> **ASSIGNMENT**: Whatever the records below say, write them all out exactly.
+ + + +
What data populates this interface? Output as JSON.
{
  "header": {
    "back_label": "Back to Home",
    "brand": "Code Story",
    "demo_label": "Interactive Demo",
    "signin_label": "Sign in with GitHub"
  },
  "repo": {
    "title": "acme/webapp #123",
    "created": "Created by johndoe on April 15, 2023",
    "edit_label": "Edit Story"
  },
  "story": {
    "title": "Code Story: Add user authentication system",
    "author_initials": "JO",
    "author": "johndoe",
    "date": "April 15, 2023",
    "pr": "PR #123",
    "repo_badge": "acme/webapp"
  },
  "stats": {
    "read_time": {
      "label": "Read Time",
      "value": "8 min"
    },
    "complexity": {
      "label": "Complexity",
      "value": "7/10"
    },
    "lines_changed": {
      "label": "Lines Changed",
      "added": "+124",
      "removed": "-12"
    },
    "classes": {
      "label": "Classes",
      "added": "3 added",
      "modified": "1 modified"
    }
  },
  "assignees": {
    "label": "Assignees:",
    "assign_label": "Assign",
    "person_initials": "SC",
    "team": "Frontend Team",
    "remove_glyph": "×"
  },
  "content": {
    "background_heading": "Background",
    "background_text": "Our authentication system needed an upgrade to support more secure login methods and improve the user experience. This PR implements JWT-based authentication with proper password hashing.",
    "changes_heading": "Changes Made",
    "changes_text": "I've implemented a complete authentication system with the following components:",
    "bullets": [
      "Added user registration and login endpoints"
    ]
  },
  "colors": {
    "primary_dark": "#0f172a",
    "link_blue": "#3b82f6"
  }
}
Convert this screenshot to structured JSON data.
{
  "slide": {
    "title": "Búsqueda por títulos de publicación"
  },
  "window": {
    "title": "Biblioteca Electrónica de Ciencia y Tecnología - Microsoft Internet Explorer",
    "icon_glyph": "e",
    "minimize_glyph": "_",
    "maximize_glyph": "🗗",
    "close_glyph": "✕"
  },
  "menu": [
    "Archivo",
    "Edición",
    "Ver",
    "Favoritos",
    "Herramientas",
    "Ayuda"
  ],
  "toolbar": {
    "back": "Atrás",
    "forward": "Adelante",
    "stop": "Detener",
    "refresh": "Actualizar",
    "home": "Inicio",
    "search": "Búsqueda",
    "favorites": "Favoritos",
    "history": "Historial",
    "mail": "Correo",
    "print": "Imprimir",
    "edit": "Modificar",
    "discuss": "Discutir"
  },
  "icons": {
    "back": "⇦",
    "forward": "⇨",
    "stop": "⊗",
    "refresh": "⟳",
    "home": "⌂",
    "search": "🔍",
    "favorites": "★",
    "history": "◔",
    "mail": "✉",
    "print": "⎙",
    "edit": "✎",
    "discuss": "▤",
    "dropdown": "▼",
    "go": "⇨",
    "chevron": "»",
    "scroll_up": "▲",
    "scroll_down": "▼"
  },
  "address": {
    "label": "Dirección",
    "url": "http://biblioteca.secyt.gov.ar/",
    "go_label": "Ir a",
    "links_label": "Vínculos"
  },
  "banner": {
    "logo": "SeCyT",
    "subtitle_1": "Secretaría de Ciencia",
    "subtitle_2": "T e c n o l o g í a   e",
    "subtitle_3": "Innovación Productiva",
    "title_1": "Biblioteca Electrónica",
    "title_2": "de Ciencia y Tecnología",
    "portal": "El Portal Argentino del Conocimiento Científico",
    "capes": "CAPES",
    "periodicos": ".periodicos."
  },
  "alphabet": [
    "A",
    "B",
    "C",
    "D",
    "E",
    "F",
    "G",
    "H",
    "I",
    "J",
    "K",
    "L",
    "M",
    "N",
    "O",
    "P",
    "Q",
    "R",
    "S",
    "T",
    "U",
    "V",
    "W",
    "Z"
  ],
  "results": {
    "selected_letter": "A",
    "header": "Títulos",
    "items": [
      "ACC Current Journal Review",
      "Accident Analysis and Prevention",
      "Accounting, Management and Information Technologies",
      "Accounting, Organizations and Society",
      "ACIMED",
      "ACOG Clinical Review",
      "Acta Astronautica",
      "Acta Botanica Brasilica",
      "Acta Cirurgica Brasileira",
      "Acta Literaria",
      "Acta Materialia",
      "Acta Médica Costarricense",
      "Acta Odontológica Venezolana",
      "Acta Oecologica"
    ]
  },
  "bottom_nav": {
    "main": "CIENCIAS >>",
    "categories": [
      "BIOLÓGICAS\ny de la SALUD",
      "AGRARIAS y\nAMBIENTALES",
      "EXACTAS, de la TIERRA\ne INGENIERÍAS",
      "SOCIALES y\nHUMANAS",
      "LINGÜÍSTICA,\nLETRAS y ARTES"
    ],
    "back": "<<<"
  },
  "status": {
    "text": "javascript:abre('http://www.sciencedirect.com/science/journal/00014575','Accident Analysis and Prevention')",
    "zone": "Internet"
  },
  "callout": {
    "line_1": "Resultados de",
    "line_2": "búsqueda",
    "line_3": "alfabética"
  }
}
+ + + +
> **TASK SOLUTION**:
What data populates this interface? Output as JSON.
{
  "header": {
    "back_label": "Back to Home",
    "brand": "Code Story",
    "demo_label": "Interactive Demo",
    "signin_label": "Sign in with GitHub"
  },
  "repo": {
    "title": "acme/webapp #123",
    "created": "Created by johndoe on April 15, 2023",
    "edit_label": "Edit Story"
  },
  "story": {
    "title": "Code Story: Add user authentication system",
    "author_initials": "JO",
    "author": "johndoe",
    "date": "April 15, 2023",
    "pr": "PR #123",
    "repo_badge": "acme/webapp"
  },
  "stats": {
    "read_time": {
      "label": "Read Time",
      "value": "8 min"
    },
    "complexity": {
      "label": "Complexity",
      "value": "7/10"
    },
    "lines_changed": {
      "label": "Lines Changed",
      "added": "+124",
      "removed": "-12"
    },
    "classes": {
      "label": "Classes",
      "added": "3 added",
      "modified": "1 modified"
    }
  },
  "assignees": {
    "label": "Assignees:",
    "assign_label": "Assign",
    "person_initials": "SC",
    "team": "Frontend Team",
    "remove_glyph": "×"
  },
  "content": {
    "background_heading": "Background",
    "background_text": "Our authentication system needed an upgrade to support more secure login methods and improve the user experience. This PR implements JWT-based authentication with proper password hashing.",
    "changes_heading": "Changes Made",
    "changes_text": "I've implemented a complete authentication system with the following components:",
    "bullets": [
      "Added user registration and login endpoints"
    ]
  },
  "colors": {
    "primary_dark": "#0f172a",
    "link_blue": "#3b82f6"
  }
}
Convert this screenshot to structured JSON data.
{
  "slide": {
    "title": "Búsqueda por títulos de publicación"
  },
  "window": {
    "title": "Biblioteca Electrónica de Ciencia y Tecnología - Microsoft Internet Explorer",
    "icon_glyph": "e",
    "minimize_glyph": "_",
    "maximize_glyph": "🗗",
    "close_glyph": "✕"
  },
  "menu": [
    "Archivo",
    "Edición",
    "Ver",
    "Favoritos",
    "Herramientas",
    "Ayuda"
  ],
  "toolbar": {
    "back": "Atrás",
    "forward": "Adelante",
    "stop": "Detener",
    "refresh": "Actualizar",
    "home": "Inicio",
    "search": "Búsqueda",
    "favorites": "Favoritos",
    "history": "Historial",
    "mail": "Correo",
    "print": "Imprimir",
    "edit": "Modificar",
    "discuss": "Discutir"
  },
  "icons": {
    "back": "⇦",
    "forward": "⇨",
    "stop": "⊗",
    "refresh": "⟳",
    "home": "⌂",
    "search": "🔍",
    "favorites": "★",
    "history": "◔",
    "mail": "✉",
    "print": "⎙",
    "edit": "✎",
    "discuss": "▤",
    "dropdown": "▼",
    "go": "⇨",
    "chevron": "»",
    "scroll_up": "▲",
    "scroll_down": "▼"
  },
  "address": {
    "label": "Dirección",
    "url": "http://biblioteca.secyt.gov.ar/",
    "go_label": "Ir a",
    "links_label": "Vínculos"
  },
  "banner": {
    "logo": "SeCyT",
    "subtitle_1": "Secretaría de Ciencia",
    "subtitle_2": "T e c n o l o g í a   e",
    "subtitle_3": "Innovación Productiva",
    "title_1": "Biblioteca Electrónica",
    "title_2": "de Ciencia y Tecnología",
    "portal": "El Portal Argentino del Conocimiento Científico",
    "capes": "CAPES",
    "periodicos": ".periodicos."
  },
  "alphabet": [
    "A",
    "B",
    "C",
    "D",
    "E",
    "F",
    "G",
    "H",
    "I",
    "J",
    "K",
    "L",
    "M",
    "N",
    "O",
    "P",
    "Q",
    "R",
    "S",
    "T",
    "U",
    "V",
    "W",
    "Z"
  ],
  "results": {
    "selected_letter": "A",
    "header": "Títulos",
    "items": [
      "ACC Current Journal Review",
      "Accident Analysis and Prevention",
      "Accounting, Management and Information Technologies",
      "Accounting, Organizations and Society",
      "ACIMED",
      "ACOG Clinical Review",
      "Acta Astronautica",
      "Acta Botanica Brasilica",
      "Acta Cirurgica Brasileira",
      "Acta Literaria",
      "Acta Materialia",
      "Acta Médica Costarricense",
      "Acta Odontológica Venezolana",
      "Acta Oecologica"
    ]
  },
  "bottom_nav": {
    "main": "CIENCIAS >>",
    "categories": [
      "BIOLÓGICAS\ny de la SALUD",
      "AGRARIAS y\nAMBIENTALES",
      "EXACTAS, de la TIERRA\ne INGENIERÍAS",
      "SOCIALES y\nHUMANAS",
      "LINGÜÍSTICA,\nLETRAS y ARTES"
    ],
    "back": "<<<"
  },
  "status": {
    "text": "javascript:abre('http://www.sciencedirect.com/science/journal/00014575','Accident Analysis and Prevention')",
    "zone": "Internet"
  },
  "callout": {
    "line_1": "Resultados de",
    "line_2": "búsqueda",
    "line_3": "alfabética"
  }
}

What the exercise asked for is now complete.